## GOAL OF THE EXERCISE
Pictures are to be omitted, and every entry below is to be restated exactly.

[Saved data entries]

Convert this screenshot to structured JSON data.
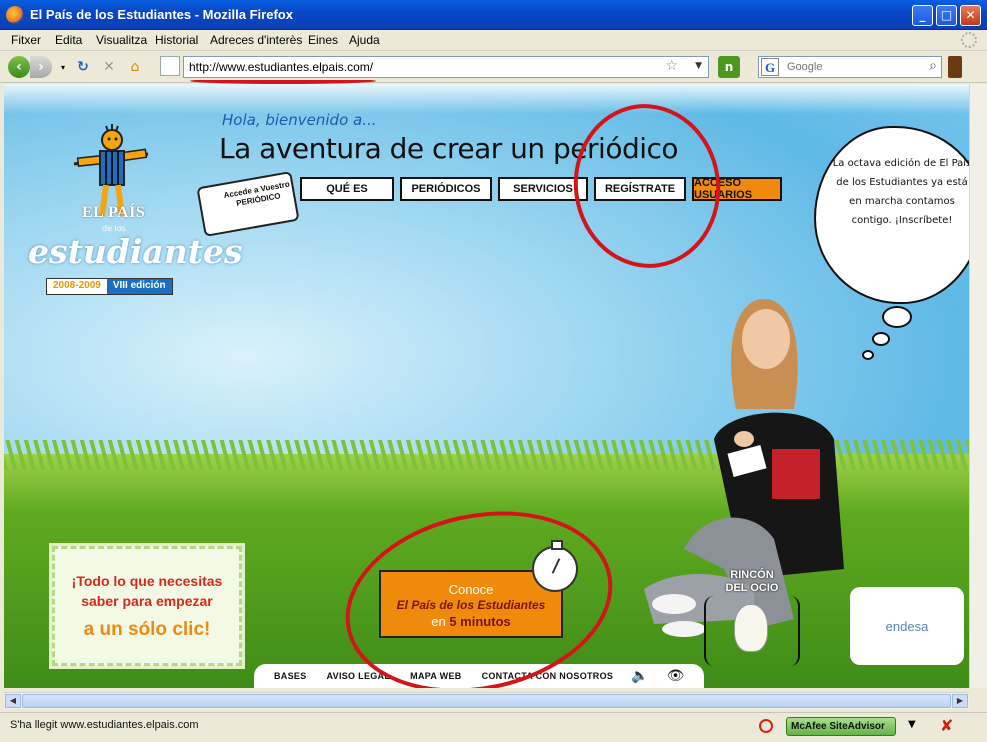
{
  "window": {
    "title": "El País de los Estudiantes - Mozilla Firefox"
  },
  "menu": [
    "Fitxer",
    "Edita",
    "Visualitza",
    "Historial",
    "Adreces d'interès",
    "Eines",
    "Ajuda"
  ],
  "nav": {
    "url": "http://www.estudiantes.elpais.com/",
    "search_placeholder": "Google"
  },
  "site": {
    "logo_top": "EL PAÍS",
    "logo_mid": "de los",
    "logo_name": "estudiantes",
    "logo_years": "2008-2009",
    "logo_edition": "VIII edición",
    "greeting": "Hola, bienvenido a...",
    "headline": "La aventura de crear un periódico",
    "badge": "Accede a Vuestro PERIÓDICO",
    "menu_items": [
      "QUÉ ES",
      "PERIÓDICOS",
      "SERVICIOS",
      "REGÍSTRATE",
      "ACCESO USUARIOS"
    ],
    "bubble_text": "La octava edición de El País de los Estudiantes ya está en marcha contamos contigo. ¡Inscríbete!",
    "promo_line1": "¡Todo lo que necesitas",
    "promo_line2": "saber para empezar",
    "promo_line3": "a un sólo clic!",
    "conoce_line1": "Conoce",
    "conoce_line2": "El País de los Estudiantes",
    "conoce_line3_pre": "en",
    "conoce_line3_bold": "5 minutos",
    "rincon_line1": "RINCÓN",
    "rincon_line2": "DEL OCIO",
    "sponsor": "endesa",
    "footer_links": [
      "BASES",
      "AVISO LEGAL",
      "MAPA WEB",
      "CONTACTA CON NOSOTROS"
    ]
  },
  "status": {
    "text": "S'ha llegit www.estudiantes.elpais.com",
    "mcafee": "McAfee SiteAdvisor"
  },
  "colors": {
    "accent": "#f08a0c",
    "annotation": "#d3141a",
    "title_bar": "#0748c8"
  }
}
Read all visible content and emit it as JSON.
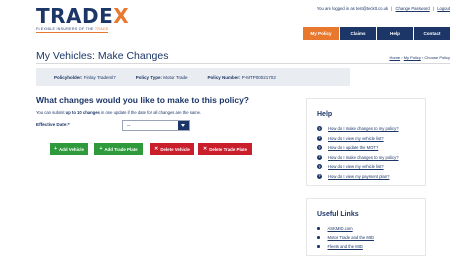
{
  "brand": {
    "name_prefix": "TRADE",
    "name_suffix": "X",
    "tagline_prefix": "FLEXIBLE INSURERS OF THE ",
    "tagline_accent": "TRADE",
    "colors": {
      "navy": "#1c3668",
      "orange": "#e9782f",
      "green": "#2f9a3c",
      "red": "#c81f2b"
    }
  },
  "account": {
    "logged_in_text": "You are logged in as test@tecktt.co.uk",
    "change_password": "Change Password",
    "logout": "Logout",
    "separator": "|"
  },
  "nav": {
    "tabs": [
      {
        "label": "My Policy",
        "active": true
      },
      {
        "label": "Claims",
        "active": false
      },
      {
        "label": "Help",
        "active": false
      },
      {
        "label": "Contact",
        "active": false
      }
    ]
  },
  "page": {
    "title": "My Vehicles: Make Changes",
    "breadcrumb": [
      "Home",
      "My Policy",
      "Choose Policy"
    ],
    "breadcrumb_sep": "›"
  },
  "policy": {
    "holder_label": "Policyholder:",
    "holder_value": "Finlay Trademl7",
    "type_label": "Policy Type:",
    "type_value": "Motor Trade",
    "number_label": "Policy Number:",
    "number_value": "P-MTP00021702"
  },
  "main": {
    "heading": "What changes would you like to make to this policy?",
    "intro_prefix": "You can submit ",
    "intro_bold": "up to 10 changes",
    "intro_suffix": " in one update if the date for all changes are the same.",
    "effective_label": "Effective Date:*",
    "effective_value": "--",
    "buttons": [
      {
        "label": "Add Vehicle",
        "icon": "+",
        "icon_name": "plus-icon",
        "color": "green"
      },
      {
        "label": "Add Trade Plate",
        "icon": "+",
        "icon_name": "plus-icon",
        "color": "green"
      },
      {
        "label": "Delete Vehicle",
        "icon": "✕",
        "icon_name": "cross-icon",
        "color": "red"
      },
      {
        "label": "Delete Trade Plate",
        "icon": "✕",
        "icon_name": "cross-icon",
        "color": "red"
      }
    ]
  },
  "help": {
    "title": "Help",
    "icon": "?",
    "icon_name": "question-icon",
    "items": [
      "How do I make changes to my policy?",
      "How do I view my vehicle list?",
      "How do I update the MOT?",
      "How do I make changes to my policy?",
      "How do I view my vehicle list?",
      "How do I view my payment plan?"
    ]
  },
  "useful_links": {
    "title": "Useful Links",
    "items": [
      "ASKMID.com",
      "Motor Trade and the MID",
      "Fleets and the MID"
    ]
  }
}
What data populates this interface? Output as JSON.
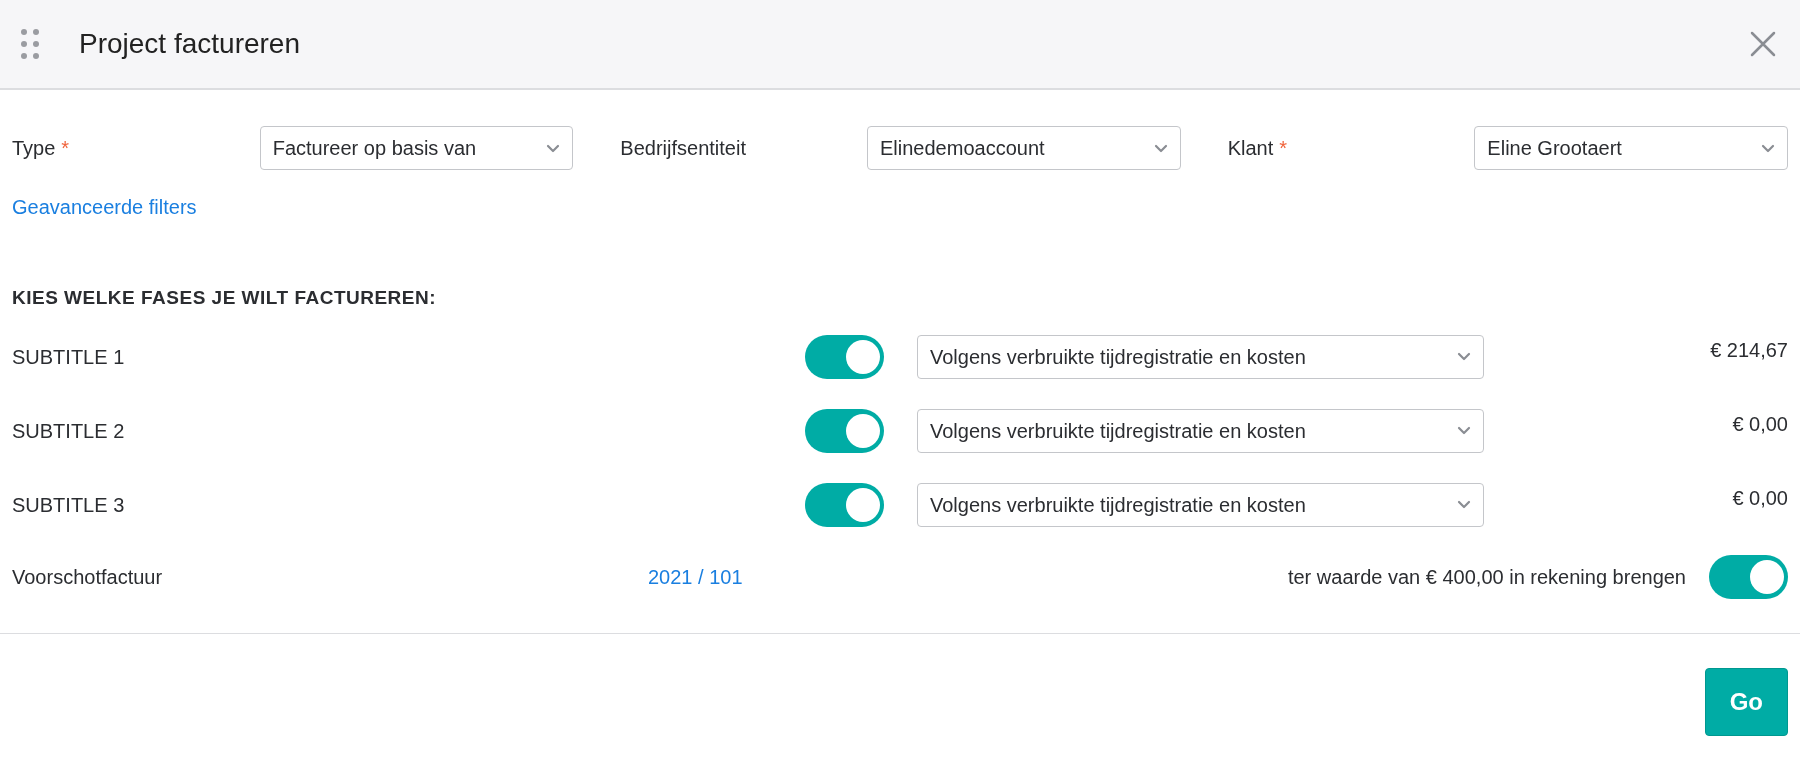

## FINISHED TASK
Convert this screenshot to structured JSON data.
{
  "window": {
    "title": "El País de los Estudiantes - Mozilla Firefox"
  },
  "menu": [
    "Fitxer",
    "Edita",
    "Visualitza",
    "Historial",
    "Adreces d'interès",
    "Eines",
    "Ajuda"
  ],
  "nav": {
    "url": "http://www.estudiantes.elpais.com/",
    "search_placeholder": "Google"
  },
  "site": {
    "logo_top": "EL PAÍS",
    "logo_mid": "de los",
    "logo_name": "estudiantes",
    "logo_years": "2008-2009",
    "logo_edition": "VIII edición",
    "greeting": "Hola, bienvenido a...",
    "headline": "La aventura de crear un periódico",
    "badge": "Accede a Vuestro PERIÓDICO",
    "menu_items": [
      "QUÉ ES",
      "PERIÓDICOS",
      "SERVICIOS",
      "REGÍSTRATE",
      "ACCESO USUARIOS"
    ],
    "bubble_text": "La octava edición de El País de los Estudiantes ya está en marcha contamos contigo. ¡Inscríbete!",
    "promo_line1": "¡Todo lo que necesitas",
    "promo_line2": "saber para empezar",
    "promo_line3": "a un sólo clic!",
    "conoce_line1": "Conoce",
    "conoce_line2": "El País de los Estudiantes",
    "conoce_line3_pre": "en",
    "conoce_line3_bold": "5 minutos",
    "rincon_line1": "RINCÓN",
    "rincon_line2": "DEL OCIO",
    "sponsor": "endesa",
    "footer_links": [
      "BASES",
      "AVISO LEGAL",
      "MAPA WEB",
      "CONTACTA CON NOSOTROS"
    ]
  },
  "status": {
    "text": "S'ha llegit www.estudiantes.elpais.com",
    "mcafee": "McAfee SiteAdvisor"
  },
  "colors": {
    "accent": "#f08a0c",
    "annotation": "#d3141a",
    "title_bar": "#0748c8"
  }
}
Read all visible content and emit it as JSON.
{
  "brand": {
    "name_prefix": "TRADE",
    "name_suffix": "X",
    "tagline_prefix": "FLEXIBLE INSURERS OF THE ",
    "tagline_accent": "TRADE",
    "colors": {
      "navy": "#1c3668",
      "orange": "#e9782f",
      "green": "#2f9a3c",
      "red": "#c81f2b"
    }
  },
  "account": {
    "logged_in_text": "You are logged in as test@tecktt.co.uk",
    "change_password": "Change Password",
    "logout": "Logout",
    "separator": "|"
  },
  "nav": {
    "tabs": [
      {
        "label": "My Policy",
        "active": true
      },
      {
        "label": "Claims",
        "active": false
      },
      {
        "label": "Help",
        "active": false
      },
      {
        "label": "Contact",
        "active": false
      }
    ]
  },
  "page": {
    "title": "My Vehicles: Make Changes",
    "breadcrumb": [
      "Home",
      "My Policy",
      "Choose Policy"
    ],
    "breadcrumb_sep": "›"
  },
  "policy": {
    "holder_label": "Policyholder:",
    "holder_value": "Finlay Trademl7",
    "type_label": "Policy Type:",
    "type_value": "Motor Trade",
    "number_label": "Policy Number:",
    "number_value": "P-MTP00021702"
  },
  "main": {
    "heading": "What changes would you like to make to this policy?",
    "intro_prefix": "You can submit ",
    "intro_bold": "up to 10 changes",
    "intro_suffix": " in one update if the date for all changes are the same.",
    "effective_label": "Effective Date:*",
    "effective_value": "--",
    "buttons": [
      {
        "label": "Add Vehicle",
        "icon": "+",
        "icon_name": "plus-icon",
        "color": "green"
      },
      {
        "label": "Add Trade Plate",
        "icon": "+",
        "icon_name": "plus-icon",
        "color": "green"
      },
      {
        "label": "Delete Vehicle",
        "icon": "✕",
        "icon_name": "cross-icon",
        "color": "red"
      },
      {
        "label": "Delete Trade Plate",
        "icon": "✕",
        "icon_name": "cross-icon",
        "color": "red"
      }
    ]
  },
  "help": {
    "title": "Help",
    "icon": "?",
    "icon_name": "question-icon",
    "items": [
      "How do I make changes to my policy?",
      "How do I view my vehicle list?",
      "How do I update the MOT?",
      "How do I make changes to my policy?",
      "How do I view my vehicle list?",
      "How do I view my payment plan?"
    ]
  },
  "useful_links": {
    "title": "Useful Links",
    "items": [
      "ASKMID.com",
      "Motor Trade and the MID",
      "Fleets and the MID"
    ]
  }
}
What data populates this interface? Output as JSON.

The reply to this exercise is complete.